**EXERCISE REQUIREMENTS:** Report only how many lines in the material contain "attempts".

════

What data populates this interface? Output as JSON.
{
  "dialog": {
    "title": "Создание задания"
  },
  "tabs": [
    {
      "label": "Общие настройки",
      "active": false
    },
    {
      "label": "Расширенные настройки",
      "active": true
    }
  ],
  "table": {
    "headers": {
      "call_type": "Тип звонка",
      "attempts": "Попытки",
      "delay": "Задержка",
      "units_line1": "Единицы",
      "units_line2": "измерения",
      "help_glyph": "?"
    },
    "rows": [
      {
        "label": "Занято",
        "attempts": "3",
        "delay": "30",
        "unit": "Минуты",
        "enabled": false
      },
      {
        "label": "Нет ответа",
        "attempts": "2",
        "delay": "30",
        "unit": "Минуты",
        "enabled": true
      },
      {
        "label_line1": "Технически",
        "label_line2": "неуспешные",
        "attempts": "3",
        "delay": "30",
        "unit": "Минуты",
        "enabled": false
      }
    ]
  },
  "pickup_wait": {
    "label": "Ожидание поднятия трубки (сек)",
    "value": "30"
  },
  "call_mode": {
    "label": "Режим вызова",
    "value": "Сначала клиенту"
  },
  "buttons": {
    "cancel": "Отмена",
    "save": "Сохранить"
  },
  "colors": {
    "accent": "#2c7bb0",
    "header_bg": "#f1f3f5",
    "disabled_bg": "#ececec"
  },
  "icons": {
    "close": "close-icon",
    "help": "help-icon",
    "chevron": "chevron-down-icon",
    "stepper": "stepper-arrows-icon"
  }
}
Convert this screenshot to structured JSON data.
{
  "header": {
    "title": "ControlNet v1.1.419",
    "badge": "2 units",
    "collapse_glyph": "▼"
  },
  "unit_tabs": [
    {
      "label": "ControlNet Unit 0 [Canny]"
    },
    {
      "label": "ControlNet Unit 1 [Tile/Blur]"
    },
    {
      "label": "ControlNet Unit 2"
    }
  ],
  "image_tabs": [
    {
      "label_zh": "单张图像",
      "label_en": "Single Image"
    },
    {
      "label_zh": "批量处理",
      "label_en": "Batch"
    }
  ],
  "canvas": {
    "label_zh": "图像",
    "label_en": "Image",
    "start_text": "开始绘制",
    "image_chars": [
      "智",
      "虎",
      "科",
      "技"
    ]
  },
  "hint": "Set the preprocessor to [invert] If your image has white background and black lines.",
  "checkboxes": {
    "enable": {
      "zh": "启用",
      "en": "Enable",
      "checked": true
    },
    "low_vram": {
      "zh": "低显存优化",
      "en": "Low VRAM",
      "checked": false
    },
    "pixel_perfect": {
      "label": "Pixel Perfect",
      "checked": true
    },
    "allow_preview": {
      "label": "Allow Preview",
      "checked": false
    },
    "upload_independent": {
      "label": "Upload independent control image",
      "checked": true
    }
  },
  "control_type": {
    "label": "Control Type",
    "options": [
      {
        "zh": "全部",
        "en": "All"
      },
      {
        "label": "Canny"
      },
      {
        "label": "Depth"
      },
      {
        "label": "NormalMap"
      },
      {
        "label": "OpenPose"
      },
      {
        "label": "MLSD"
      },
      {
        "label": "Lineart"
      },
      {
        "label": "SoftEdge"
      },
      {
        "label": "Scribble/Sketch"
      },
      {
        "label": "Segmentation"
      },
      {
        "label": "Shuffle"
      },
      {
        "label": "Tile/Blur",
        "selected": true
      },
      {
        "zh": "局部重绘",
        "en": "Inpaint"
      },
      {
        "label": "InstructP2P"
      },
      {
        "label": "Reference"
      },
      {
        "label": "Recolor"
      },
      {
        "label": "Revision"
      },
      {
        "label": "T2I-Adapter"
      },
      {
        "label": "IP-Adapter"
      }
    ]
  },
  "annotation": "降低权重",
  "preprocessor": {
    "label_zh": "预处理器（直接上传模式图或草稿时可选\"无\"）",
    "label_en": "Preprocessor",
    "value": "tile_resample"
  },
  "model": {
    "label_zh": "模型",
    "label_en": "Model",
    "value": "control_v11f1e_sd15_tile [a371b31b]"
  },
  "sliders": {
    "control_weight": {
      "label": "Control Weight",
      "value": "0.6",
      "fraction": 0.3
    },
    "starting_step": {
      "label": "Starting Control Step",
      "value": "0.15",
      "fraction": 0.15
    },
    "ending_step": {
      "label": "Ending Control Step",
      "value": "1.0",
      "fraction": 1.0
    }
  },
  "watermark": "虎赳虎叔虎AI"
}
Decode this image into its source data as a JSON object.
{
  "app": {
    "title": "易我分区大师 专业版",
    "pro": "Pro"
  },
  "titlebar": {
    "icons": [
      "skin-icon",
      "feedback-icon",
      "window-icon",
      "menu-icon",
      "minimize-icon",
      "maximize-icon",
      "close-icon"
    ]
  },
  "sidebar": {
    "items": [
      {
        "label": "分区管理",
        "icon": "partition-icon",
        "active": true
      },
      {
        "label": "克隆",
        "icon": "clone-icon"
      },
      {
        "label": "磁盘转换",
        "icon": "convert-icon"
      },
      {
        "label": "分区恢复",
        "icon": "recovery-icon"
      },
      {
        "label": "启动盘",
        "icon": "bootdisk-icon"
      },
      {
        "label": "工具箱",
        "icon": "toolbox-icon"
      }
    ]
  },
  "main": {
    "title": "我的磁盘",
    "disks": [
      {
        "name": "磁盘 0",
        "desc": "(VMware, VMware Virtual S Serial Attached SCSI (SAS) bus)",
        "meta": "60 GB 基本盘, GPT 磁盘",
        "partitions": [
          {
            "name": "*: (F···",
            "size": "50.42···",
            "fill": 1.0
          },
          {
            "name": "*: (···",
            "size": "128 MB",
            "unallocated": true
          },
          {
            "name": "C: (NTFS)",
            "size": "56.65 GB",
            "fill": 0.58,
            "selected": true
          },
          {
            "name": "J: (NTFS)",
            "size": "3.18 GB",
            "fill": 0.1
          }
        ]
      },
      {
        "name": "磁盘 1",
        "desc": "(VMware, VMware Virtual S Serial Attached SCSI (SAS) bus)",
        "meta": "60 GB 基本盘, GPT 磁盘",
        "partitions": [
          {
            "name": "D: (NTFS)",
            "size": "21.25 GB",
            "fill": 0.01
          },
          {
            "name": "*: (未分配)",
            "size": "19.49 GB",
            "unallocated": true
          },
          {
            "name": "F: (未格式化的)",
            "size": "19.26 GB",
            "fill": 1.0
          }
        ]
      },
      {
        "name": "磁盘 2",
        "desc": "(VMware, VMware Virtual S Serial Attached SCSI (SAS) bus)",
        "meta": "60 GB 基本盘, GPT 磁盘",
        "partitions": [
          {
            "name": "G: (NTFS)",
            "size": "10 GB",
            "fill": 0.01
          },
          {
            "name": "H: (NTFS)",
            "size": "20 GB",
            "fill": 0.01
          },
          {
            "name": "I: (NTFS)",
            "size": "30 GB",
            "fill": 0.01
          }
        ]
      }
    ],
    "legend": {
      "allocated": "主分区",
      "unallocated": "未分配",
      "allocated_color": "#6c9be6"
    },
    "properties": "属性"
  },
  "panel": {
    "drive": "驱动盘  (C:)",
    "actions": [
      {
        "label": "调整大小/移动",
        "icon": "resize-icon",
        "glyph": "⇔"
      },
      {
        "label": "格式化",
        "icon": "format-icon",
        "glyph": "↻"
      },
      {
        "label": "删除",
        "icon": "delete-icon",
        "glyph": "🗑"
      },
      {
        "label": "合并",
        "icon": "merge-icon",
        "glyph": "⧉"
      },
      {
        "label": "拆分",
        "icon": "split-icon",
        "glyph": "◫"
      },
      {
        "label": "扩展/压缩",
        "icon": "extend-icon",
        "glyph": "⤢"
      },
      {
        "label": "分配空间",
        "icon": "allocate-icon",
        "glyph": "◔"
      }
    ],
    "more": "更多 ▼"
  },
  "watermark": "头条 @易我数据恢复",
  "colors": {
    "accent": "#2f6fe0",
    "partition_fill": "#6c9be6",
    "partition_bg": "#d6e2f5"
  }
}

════

**EXERCISE RESULT:** 4